Our 10 Favorite Game Design Articles Game design is a unique combination of storytelling, engineering and art. Mastering game design can take a lifetime, so we wanted to jumpstart your education by putting together a guide of the 10 best game design articles we could find. Whether you are an industry expert or a complete beginner, all of these articles condense valuable lessons into a few short pages each. Design A Game: The Full Tutorial This eight-part forum post walks you through the basics of game design and distribution. Level Design Lessons from Super Mario Bros 3 Significant Bits, a blog by video game designer Radek Koncewicz, goes into detail about how SMB3′s game design made it so easy to pick up and play.

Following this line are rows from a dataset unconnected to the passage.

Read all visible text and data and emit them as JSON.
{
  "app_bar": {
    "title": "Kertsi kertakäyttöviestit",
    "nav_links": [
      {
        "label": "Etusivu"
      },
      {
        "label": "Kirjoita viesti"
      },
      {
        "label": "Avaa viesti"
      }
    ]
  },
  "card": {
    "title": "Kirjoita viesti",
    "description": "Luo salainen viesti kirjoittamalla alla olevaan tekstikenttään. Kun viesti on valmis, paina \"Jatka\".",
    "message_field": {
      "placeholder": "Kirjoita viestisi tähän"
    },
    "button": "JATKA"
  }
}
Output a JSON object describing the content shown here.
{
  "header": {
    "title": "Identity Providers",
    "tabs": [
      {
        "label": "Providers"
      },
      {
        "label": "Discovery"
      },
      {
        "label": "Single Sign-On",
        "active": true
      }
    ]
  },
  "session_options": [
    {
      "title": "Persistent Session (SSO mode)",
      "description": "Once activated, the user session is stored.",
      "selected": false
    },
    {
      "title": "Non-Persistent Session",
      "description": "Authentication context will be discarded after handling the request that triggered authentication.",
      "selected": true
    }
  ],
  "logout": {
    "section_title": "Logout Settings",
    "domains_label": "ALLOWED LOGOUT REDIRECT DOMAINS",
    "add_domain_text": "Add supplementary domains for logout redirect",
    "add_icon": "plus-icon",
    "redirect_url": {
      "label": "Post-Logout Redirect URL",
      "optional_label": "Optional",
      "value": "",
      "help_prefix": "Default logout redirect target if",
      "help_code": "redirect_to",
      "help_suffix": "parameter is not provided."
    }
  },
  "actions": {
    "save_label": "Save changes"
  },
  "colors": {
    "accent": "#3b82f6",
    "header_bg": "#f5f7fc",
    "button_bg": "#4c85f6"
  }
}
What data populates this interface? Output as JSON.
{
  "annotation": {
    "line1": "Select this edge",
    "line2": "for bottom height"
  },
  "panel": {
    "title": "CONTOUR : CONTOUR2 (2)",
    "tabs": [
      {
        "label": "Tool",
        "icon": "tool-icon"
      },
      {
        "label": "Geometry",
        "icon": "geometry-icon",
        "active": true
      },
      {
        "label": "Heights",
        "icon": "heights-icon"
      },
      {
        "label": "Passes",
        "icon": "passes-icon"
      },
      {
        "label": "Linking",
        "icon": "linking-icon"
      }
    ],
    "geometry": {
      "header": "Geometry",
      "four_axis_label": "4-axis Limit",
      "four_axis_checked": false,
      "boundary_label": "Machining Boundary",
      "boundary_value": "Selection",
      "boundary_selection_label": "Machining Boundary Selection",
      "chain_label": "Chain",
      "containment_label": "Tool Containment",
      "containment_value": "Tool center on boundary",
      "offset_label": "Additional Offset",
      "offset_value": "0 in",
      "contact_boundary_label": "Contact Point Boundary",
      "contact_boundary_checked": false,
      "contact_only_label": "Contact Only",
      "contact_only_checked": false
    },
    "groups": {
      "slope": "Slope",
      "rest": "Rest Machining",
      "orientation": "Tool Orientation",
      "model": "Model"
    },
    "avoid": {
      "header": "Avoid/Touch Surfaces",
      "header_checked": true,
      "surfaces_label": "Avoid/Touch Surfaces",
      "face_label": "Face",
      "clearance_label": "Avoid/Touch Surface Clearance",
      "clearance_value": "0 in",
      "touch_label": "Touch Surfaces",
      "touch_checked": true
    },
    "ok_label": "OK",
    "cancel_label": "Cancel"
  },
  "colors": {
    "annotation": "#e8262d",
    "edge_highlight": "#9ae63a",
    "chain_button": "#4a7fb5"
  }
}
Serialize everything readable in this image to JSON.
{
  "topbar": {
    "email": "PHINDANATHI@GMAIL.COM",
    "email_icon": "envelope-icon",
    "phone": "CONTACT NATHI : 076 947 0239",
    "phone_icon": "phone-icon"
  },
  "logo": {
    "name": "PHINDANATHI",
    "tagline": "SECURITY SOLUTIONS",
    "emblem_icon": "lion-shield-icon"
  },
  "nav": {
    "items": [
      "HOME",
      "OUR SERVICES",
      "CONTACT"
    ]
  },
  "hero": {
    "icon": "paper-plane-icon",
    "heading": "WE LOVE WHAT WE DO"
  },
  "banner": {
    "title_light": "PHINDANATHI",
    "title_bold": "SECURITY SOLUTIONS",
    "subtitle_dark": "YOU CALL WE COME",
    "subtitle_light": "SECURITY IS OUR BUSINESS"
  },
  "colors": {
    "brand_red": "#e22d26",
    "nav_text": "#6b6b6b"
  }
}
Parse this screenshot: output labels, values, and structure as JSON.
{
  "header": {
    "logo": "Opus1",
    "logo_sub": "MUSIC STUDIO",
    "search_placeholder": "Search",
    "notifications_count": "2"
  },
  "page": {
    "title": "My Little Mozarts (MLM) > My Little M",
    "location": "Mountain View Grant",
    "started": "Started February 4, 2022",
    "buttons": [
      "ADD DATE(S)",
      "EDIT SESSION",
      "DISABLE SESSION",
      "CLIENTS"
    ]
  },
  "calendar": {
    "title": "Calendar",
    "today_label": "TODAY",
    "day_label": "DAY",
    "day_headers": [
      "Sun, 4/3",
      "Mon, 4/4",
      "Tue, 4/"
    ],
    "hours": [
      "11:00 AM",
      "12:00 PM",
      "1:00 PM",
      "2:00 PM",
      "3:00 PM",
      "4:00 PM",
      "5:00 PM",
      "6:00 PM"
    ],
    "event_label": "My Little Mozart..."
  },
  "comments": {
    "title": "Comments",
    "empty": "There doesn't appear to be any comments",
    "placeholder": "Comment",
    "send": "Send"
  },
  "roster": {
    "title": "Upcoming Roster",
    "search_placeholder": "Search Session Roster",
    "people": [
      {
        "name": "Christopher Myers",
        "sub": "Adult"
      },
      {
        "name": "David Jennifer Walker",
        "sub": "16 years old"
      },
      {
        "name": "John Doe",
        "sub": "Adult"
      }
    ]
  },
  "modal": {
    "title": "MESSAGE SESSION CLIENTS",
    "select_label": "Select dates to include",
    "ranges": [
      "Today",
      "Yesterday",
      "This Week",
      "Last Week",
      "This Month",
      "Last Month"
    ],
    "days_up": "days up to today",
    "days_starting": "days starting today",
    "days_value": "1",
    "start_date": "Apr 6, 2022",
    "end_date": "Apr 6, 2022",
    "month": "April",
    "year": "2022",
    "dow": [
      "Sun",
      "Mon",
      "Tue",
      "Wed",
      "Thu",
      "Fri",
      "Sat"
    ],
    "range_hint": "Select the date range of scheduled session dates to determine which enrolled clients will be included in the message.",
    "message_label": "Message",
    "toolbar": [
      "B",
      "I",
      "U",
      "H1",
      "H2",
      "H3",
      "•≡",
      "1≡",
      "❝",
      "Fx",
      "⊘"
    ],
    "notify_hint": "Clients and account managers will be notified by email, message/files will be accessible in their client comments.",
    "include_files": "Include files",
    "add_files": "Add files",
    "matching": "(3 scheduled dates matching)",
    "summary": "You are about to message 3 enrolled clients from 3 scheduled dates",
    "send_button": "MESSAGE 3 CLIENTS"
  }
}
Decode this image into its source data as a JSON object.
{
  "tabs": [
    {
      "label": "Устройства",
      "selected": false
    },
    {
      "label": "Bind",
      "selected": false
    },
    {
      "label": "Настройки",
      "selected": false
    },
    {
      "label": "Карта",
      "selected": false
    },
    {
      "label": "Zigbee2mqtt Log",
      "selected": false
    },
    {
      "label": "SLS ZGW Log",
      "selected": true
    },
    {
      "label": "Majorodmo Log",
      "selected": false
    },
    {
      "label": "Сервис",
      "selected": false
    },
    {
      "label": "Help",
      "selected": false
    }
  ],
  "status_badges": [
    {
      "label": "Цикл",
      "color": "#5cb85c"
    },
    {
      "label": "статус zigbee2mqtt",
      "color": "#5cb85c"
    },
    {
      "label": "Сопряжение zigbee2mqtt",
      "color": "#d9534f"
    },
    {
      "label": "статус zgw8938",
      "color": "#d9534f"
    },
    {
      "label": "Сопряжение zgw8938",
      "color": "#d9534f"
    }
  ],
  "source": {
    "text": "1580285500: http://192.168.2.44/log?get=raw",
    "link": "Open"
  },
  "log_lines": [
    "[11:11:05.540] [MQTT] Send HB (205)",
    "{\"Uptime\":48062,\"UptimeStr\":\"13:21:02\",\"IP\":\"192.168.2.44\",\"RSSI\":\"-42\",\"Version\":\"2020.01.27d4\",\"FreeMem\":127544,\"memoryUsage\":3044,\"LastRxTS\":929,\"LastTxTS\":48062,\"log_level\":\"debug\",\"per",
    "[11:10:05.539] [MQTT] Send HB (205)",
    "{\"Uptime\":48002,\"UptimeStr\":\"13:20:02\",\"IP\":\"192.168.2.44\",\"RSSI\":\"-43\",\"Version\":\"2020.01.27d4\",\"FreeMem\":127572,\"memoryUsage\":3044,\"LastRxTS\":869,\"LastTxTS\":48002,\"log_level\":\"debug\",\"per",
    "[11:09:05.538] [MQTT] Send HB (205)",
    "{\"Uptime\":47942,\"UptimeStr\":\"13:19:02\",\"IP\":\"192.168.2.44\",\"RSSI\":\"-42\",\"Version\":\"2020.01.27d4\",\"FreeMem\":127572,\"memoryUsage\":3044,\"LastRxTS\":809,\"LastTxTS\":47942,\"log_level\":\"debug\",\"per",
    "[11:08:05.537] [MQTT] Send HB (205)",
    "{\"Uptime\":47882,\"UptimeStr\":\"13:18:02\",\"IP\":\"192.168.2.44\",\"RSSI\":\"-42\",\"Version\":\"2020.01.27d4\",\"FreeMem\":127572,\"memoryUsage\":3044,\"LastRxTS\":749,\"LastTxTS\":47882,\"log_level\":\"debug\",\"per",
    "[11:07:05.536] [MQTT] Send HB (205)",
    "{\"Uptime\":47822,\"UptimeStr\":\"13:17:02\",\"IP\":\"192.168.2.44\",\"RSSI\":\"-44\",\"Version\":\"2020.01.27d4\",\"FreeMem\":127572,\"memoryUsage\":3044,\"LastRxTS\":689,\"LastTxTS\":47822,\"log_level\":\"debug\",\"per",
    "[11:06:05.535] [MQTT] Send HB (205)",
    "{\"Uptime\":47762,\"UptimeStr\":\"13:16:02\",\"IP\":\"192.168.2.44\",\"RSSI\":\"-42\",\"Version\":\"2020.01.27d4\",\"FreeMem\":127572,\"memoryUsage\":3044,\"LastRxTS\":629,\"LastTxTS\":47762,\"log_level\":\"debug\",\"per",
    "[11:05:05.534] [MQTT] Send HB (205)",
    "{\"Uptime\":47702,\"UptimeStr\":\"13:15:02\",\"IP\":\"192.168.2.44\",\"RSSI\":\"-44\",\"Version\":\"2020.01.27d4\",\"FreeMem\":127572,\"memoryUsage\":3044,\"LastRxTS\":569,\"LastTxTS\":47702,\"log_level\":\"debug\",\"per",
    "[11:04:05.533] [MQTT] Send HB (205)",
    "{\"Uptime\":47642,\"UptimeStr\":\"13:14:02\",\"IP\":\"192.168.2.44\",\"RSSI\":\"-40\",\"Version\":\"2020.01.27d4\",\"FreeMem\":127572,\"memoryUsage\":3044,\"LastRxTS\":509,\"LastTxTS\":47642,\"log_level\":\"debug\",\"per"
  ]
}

Beginning Level Design, Part 1 This is a classic Gamasutra article from the way back machine: April 16th, 1999. Roger Dickey’s Hacks for Game Monetization We couldn’t help but include this awesome video that was taken from Roger Dickey’s presentation at our Game Monetization meetup. My Game Design Hat
Slaton White's Blog - Tools of a Game Designer: What I use and What is out There The following blog post, unless otherwise noted, was written by a member of Gamasutra’s community. The thoughts and opinions expressed are those of the writer and not Gamasutra or its parent company. There are a variety of ways to go about designing a game. Luckily enough I’ve had enough projects to work on and enough freedom to try different ways to design them. Some ways have completely failed me and others have shown real promise. Come up with the aesthetic(s)Find what dynamics support the aesthetic(s) Build mechanics that make the dynamics workUse iterative design to test how close my idea of the game is to the actual gameGo through the entire game with player empathy in mindSee what target market works best for the game Testing, testing, testing, and more testing Before you start building your game you need to decide what the mechanics, dynamics, and aesthetics (MDA) are. As a game designer, iterative design is my favorite method for solving problems and testing new ideas.
Features - What Makes Social Games Social? When people think about online social gaming, two broad categories of games immediately spring to mind: casual social games and hardcore MMOs. Despite the criticisms leveled by traditional game designers at casual games for their Skinner Box-like appeals to our core psychic compulsions, these games have become wildly popular on Facebook and mobile devices. MMOs, while never as broadly appealing, enjoy multi-year runs and rabidly loyal user bases. One common contributor to the success of both types of games is their unique social mechanics, which might be summarized as follows: Casual social games: Inviting "neighbors," sending gifts, visiting your friends' playspacesAsynchronous play with asymmetrical, loose-tie relationships Hardcore MMOs: Forming parties and joining guilds, chatting with guild members, coordinating real-time group battlesSynchronous play with emphasis on symmetrical relationships that build strong ties Lobby screen in League of Legends. Synchronous vs.